Website and app data records:

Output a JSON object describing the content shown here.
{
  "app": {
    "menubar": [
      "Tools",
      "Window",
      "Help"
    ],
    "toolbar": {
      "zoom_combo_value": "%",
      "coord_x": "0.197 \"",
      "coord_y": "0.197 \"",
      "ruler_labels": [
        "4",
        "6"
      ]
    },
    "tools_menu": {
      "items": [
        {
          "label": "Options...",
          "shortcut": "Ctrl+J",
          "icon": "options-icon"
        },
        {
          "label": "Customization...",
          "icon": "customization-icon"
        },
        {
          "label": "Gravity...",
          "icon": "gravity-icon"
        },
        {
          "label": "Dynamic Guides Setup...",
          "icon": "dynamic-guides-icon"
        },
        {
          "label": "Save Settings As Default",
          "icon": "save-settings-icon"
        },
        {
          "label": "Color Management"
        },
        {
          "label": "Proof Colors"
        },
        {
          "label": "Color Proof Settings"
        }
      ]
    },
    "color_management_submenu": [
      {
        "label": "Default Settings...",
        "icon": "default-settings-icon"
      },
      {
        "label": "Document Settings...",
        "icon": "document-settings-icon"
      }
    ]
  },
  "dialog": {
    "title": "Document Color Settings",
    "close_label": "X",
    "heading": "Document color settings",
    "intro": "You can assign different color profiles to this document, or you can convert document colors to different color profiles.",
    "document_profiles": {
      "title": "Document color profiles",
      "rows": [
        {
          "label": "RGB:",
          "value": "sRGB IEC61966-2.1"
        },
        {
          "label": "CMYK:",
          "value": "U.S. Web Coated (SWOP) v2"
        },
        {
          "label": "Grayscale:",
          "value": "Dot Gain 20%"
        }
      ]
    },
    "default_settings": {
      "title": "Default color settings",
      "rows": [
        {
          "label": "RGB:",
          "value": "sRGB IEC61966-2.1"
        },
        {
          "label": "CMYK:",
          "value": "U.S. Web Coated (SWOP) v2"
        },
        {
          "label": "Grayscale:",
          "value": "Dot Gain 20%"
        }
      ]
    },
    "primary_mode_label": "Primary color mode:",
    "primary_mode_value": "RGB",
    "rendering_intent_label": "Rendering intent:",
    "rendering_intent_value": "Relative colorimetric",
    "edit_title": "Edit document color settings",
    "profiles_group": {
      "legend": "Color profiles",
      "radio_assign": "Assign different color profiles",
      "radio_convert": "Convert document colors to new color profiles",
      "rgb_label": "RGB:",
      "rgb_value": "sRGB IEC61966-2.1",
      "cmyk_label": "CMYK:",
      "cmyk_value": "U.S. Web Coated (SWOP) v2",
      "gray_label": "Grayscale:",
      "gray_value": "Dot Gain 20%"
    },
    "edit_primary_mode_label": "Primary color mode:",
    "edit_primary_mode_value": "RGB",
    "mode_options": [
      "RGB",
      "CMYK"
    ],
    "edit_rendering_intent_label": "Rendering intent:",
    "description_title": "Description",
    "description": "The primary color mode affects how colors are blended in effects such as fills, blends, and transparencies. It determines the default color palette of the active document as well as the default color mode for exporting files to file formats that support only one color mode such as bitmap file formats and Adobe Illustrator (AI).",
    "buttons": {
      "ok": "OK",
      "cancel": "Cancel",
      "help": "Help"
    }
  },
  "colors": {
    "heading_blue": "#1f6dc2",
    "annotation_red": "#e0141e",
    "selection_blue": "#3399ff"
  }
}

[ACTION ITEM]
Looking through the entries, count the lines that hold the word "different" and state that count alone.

[RESULT FOR THIS EXERCISE]
2